But I like rambling so I'll be honest and share
what I thought of this video:
- I loved how visually McCunn made the process of transferring measurement to paper. He even set up the flipchart at the same height as the model so you could see the correspondence of model's waist to sloper's waist etc. Clever!
- I loved the chain thingy he slung around the model's neck to get an accurate location for the neck measurements. See point 9.
- I loved that he made a sloper in just under 8 minutes! It takes me a lot longer (more like half an hour to 45 minutes).
- Once you establish the vertical line as he did, there are many different ways to begin to draw the sloper. McCunn began from the waist and worked upwards to the shoulder, so his horizontal reference line was the waist. When I draw mine, I have two horizontal reference lines - top of the paper, where the shoulder meets the neck, and the waist. So I am working with a rectangle of sorts when I begin. It's just how you've been taught, I guess.
- When I draft a sloper, I take all the measurements of the model and write them down. Then I draw from those numbers. Boring, and not at all visual.

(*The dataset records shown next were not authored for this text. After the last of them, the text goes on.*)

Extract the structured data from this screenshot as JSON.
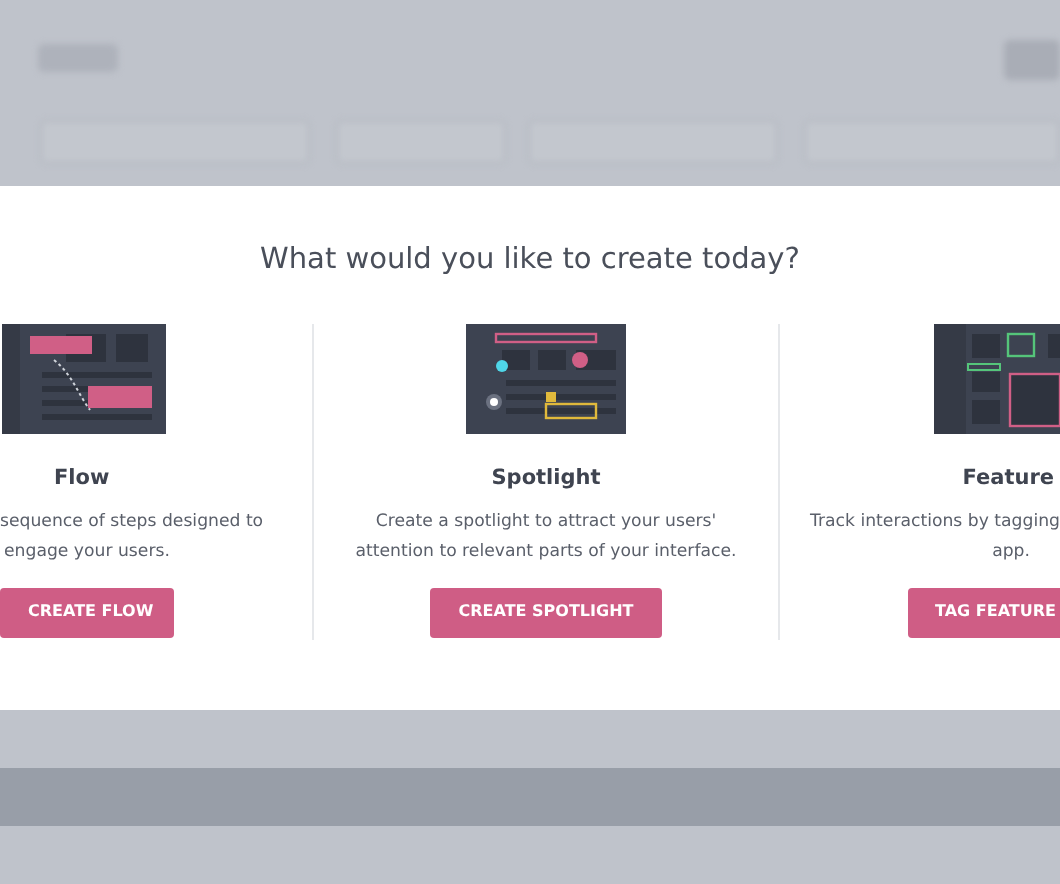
{
  "modal": {
    "heading": "What would you like to create today?",
    "options": [
      {
        "kind": "flow",
        "title": "Flow",
        "description_lines": [
          "sequence of steps designed to",
          "engage your users."
        ],
        "button": "CREATE FLOW"
      },
      {
        "kind": "spotlight",
        "title": "Spotlight",
        "description_lines": [
          "Create a spotlight to attract your users'",
          "attention to relevant parts of your interface."
        ],
        "button": "CREATE SPOTLIGHT"
      },
      {
        "kind": "feature",
        "title": "Feature",
        "description_lines": [
          "Track interactions by tagging",
          "app."
        ],
        "button": "TAG FEATURE"
      }
    ]
  }
}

So McCunn's method of folding the tape measure and marking off points is funner to watch.
- I was mystified at what happened to the bust dart in his sloper, frankly. Bearing in mind that he was drafting a sloper (i.e. form-fitting) and not a dress pattern, there should be a dart that starts at the apex of the bust and opens into the armhole. But I've noticed that many other slopers are also missing that dart, and maybe that works for slenderer people, or those with lower cup sizes. I've always had to draw that into my own slopers - or risk immodesty at the sleeveless armholes.

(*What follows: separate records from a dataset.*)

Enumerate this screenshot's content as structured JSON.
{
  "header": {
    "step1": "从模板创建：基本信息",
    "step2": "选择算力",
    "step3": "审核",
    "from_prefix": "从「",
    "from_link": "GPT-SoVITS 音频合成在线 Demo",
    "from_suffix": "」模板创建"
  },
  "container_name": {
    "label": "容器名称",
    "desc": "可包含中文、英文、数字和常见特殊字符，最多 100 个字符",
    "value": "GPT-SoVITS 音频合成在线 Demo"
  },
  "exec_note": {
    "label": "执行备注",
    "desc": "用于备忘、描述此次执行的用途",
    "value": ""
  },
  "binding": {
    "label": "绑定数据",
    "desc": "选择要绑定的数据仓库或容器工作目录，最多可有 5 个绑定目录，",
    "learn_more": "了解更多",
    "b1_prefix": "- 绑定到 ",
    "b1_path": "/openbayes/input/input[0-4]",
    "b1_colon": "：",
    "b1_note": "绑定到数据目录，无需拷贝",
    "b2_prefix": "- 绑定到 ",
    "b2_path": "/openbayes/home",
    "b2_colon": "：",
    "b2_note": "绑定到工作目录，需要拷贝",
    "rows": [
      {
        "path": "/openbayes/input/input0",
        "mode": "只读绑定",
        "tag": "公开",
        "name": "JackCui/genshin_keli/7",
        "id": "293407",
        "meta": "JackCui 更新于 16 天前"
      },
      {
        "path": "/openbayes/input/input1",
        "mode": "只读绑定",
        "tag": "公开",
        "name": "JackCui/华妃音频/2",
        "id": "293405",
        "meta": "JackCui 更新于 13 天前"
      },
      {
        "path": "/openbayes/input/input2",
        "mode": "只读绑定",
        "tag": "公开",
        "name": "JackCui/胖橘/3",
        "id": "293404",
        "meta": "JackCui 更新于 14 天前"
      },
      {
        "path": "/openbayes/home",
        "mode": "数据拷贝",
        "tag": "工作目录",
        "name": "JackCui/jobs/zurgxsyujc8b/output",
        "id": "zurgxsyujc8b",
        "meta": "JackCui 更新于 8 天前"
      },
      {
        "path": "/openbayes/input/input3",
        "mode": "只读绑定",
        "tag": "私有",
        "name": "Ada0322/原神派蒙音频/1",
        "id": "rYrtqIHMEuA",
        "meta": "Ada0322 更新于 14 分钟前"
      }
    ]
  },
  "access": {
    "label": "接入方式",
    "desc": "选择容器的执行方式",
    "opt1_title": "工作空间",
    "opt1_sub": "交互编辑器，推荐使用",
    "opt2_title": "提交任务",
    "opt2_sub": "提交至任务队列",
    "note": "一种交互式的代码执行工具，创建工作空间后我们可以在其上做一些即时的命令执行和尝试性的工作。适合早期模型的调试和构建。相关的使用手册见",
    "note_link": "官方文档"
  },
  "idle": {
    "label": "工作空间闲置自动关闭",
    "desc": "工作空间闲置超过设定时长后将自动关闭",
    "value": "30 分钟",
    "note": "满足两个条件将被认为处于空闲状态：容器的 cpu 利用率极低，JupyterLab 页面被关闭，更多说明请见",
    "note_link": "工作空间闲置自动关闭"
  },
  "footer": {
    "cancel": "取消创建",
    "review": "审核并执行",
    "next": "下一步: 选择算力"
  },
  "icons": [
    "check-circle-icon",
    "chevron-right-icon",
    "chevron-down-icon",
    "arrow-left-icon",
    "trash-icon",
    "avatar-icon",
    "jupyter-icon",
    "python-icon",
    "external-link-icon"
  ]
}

- Maybe he ran out of time at the end, but I am also curious about how he drew the neckline and armhole in. Just a swish of the pen. Wow. To have that talent.
- The front of the sloper (which he drew - this video does not include the back) is, for most women over the age of 12, very different than the back. I would never, never draft the front bust by measuring around the bust and dividing by 4. Unless it's for a person who has breasts both in her front and back. I dunno - maybe on the planet Zorg. I'd measure the front and back chests separately and draft those numbers into front and back slopers, respectively. If you keep in mind that his sloper sketch is a visual demo of the sequence of steps of sloper drafting, (and he did say that the fit would be much better later) you'll be OK.

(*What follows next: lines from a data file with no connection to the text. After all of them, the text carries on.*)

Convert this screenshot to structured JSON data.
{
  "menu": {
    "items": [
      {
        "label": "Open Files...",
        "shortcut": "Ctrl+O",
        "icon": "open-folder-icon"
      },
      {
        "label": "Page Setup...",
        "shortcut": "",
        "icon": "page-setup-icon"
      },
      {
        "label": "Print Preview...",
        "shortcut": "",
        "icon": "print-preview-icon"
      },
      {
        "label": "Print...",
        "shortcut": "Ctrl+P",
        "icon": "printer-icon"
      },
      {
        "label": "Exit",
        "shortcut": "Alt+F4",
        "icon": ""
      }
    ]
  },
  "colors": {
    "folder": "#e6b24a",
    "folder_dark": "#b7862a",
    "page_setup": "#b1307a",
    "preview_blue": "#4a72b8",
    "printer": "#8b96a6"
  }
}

- A great point that came through in his presentation: accurate measurements are the most important first step in making a good sloper. His model has a ribbon thingy tied around her waist (mum and I used whatever string we could find lying around at the time). If you've taken measurements of a person's dimensions, you'll know how hard it is to locate the waist and measure from it! Also the best way to be accurate is to have someone else measure you, especially back measurements and anything from the waist down. This is probably another reason for why my kids get a lot more sewn clothes than I do! When getting measured for a sloper, wear underwear or whatever you will be wearing (thermals, camisoles, bodysuits etc) under the garment you're eventually making. In Singapore, it was too hot to wear any extra layer under our garments other than basic underwear. So we were always measured in that.
So yes, that video is a great starting point for visualizing
the process of turning numerical measurements into the 2-D
sloper. I'm glad I got to watch that. Other readers have left
comments to those two sloper posts I wrote, with lots of
great resources - books, authors and commercial patterns
to adapt, so please feel free to pick up tips and ideas there.
I have such awesome readers! Thank you for sharing!
Once you've drafted your sloper (or adapted a well-fitting
commercial pattern) and want to tweak certain bits, the article
I linked to in that first sloper post, is very useful.
Scroll down to its 'troubleshooting' section to find out how.
I promise, promise, promise, that when I do finally draw
a sloper, I will share all! Mistakes, too. Especially mistakes
because, ha ha, there are going to be lots.
Well, goodnight, all! I hope you had a lovely Thanksgiving!
I ate too much. I always eat too much.